EXERCISE DESCRIPTION — A word-for-word copy of the data, with no images, is the required answer.

BEGIN DATA

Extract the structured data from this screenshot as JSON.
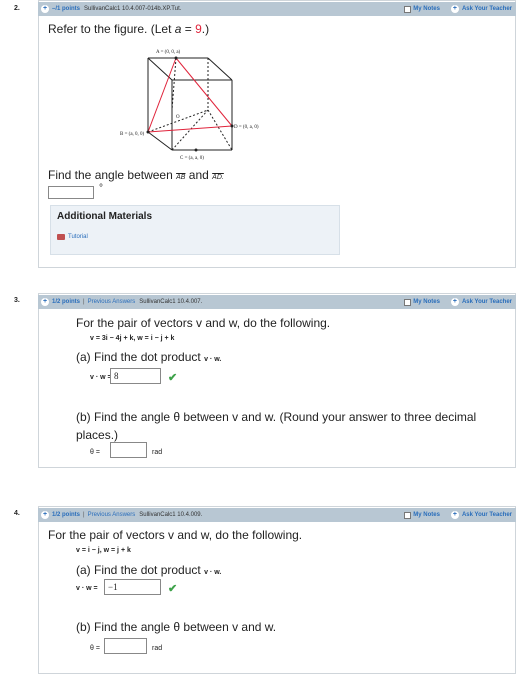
{
  "q2": {
    "num": "2.",
    "points": "–/1 points",
    "source": "SullivanCalc1 10.4.007-014b.XP.Tut.",
    "my_notes": "My Notes",
    "ask": "Ask Your Teacher",
    "intro_prefix": "Refer to the figure. (Let ",
    "intro_var": "a",
    "intro_eq": " = ",
    "intro_val": "9",
    "intro_suffix": ".)",
    "fig": {
      "A": "A = (0, 0, a)",
      "B": "B = (a, 0, 0)",
      "C": "C = (a, a, 0)",
      "D": "D = (0, a, 0)",
      "O": "O"
    },
    "question_prefix": "Find the angle between",
    "vec1": "AB",
    "and": "and",
    "vec2": "AD.",
    "degree": "°",
    "additional": "Additional Materials",
    "tutorial": "Tutorial"
  },
  "q3": {
    "num": "3.",
    "points": "1/2 points",
    "prev": "Previous Answers",
    "source": "SullivanCalc1 10.4.007.",
    "my_notes": "My Notes",
    "ask": "Ask Your Teacher",
    "intro": "For the pair of vectors v and w, do the following.",
    "vectors": "v = 3i − 4j + k,   w = i − j + k",
    "part_a": "(a) Find the dot product",
    "dot_label": "v · w.",
    "vw_label": "v · w =",
    "answer_a": "8",
    "part_b": "(b) Find the angle θ between v and w. (Round your answer to three decimal places.)",
    "theta_label": "θ =",
    "unit": "rad"
  },
  "q4": {
    "num": "4.",
    "points": "1/2 points",
    "prev": "Previous Answers",
    "source": "SullivanCalc1 10.4.009.",
    "my_notes": "My Notes",
    "ask": "Ask Your Teacher",
    "intro": "For the pair of vectors v and w, do the following.",
    "vectors": "v = i − j,   w = j + k",
    "part_a": "(a) Find the dot product",
    "dot_label": "v · w.",
    "vw_label": "v · w =",
    "answer_a": "−1",
    "part_b": "(b) Find the angle θ between v and w.",
    "theta_label": "θ =",
    "unit": "rad"
  }
}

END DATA

RESPONSE AREA —
Extract the structured data from this screenshot as JSON.
{
  "q2": {
    "num": "2.",
    "points": "–/1 points",
    "source": "SullivanCalc1 10.4.007-014b.XP.Tut.",
    "my_notes": "My Notes",
    "ask": "Ask Your Teacher",
    "intro_prefix": "Refer to the figure. (Let ",
    "intro_var": "a",
    "intro_eq": " = ",
    "intro_val": "9",
    "intro_suffix": ".)",
    "fig": {
      "A": "A = (0, 0, a)",
      "B": "B = (a, 0, 0)",
      "C": "C = (a, a, 0)",
      "D": "D = (0, a, 0)",
      "O": "O"
    },
    "question_prefix": "Find the angle between",
    "vec1": "AB",
    "and": "and",
    "vec2": "AD.",
    "degree": "°",
    "additional": "Additional Materials",
    "tutorial": "Tutorial"
  },
  "q3": {
    "num": "3.",
    "points": "1/2 points",
    "prev": "Previous Answers",
    "source": "SullivanCalc1 10.4.007.",
    "my_notes": "My Notes",
    "ask": "Ask Your Teacher",
    "intro": "For the pair of vectors v and w, do the following.",
    "vectors": "v = 3i − 4j + k,   w = i − j + k",
    "part_a": "(a) Find the dot product",
    "dot_label": "v · w.",
    "vw_label": "v · w =",
    "answer_a": "8",
    "part_b": "(b) Find the angle θ between v and w. (Round your answer to three decimal places.)",
    "theta_label": "θ =",
    "unit": "rad"
  },
  "q4": {
    "num": "4.",
    "points": "1/2 points",
    "prev": "Previous Answers",
    "source": "SullivanCalc1 10.4.009.",
    "my_notes": "My Notes",
    "ask": "Ask Your Teacher",
    "intro": "For the pair of vectors v and w, do the following.",
    "vectors": "v = i − j,   w = j + k",
    "part_a": "(a) Find the dot product",
    "dot_label": "v · w.",
    "vw_label": "v · w =",
    "answer_a": "−1",
    "part_b": "(b) Find the angle θ between v and w.",
    "theta_label": "θ =",
    "unit": "rad"
  }
}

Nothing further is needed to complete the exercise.